* TASK DIRECTIONS:
Take every line from the entries below that includes the word "vconsole" and copy it.

* SOURCE MATERIAL:
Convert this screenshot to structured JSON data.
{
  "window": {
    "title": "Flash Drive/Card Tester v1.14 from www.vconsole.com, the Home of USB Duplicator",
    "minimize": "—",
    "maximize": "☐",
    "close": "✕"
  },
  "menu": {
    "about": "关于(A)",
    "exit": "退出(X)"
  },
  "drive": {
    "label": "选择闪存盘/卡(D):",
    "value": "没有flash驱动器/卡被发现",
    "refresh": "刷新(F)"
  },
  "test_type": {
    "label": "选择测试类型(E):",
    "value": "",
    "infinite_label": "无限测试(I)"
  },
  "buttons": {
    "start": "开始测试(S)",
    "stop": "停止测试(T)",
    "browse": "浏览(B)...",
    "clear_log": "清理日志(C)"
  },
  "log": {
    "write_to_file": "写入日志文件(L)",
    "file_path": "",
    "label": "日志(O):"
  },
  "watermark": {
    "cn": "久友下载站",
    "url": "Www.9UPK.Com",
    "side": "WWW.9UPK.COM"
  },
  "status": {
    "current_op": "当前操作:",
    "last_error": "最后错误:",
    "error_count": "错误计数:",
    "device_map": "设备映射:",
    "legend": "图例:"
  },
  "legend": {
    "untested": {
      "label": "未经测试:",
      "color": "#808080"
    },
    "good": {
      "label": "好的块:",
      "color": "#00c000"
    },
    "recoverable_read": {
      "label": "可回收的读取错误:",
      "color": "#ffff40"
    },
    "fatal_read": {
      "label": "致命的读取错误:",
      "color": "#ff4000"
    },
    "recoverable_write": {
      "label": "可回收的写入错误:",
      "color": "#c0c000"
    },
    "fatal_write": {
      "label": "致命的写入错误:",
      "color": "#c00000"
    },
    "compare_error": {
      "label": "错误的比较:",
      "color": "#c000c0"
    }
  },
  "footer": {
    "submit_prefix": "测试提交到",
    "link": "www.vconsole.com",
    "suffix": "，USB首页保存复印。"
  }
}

* RESPONSE:
    "title": "Flash Drive/Card Tester v1.14 from www.vconsole.com, the Home of USB Duplicator",
    "link": "www.vconsole.com",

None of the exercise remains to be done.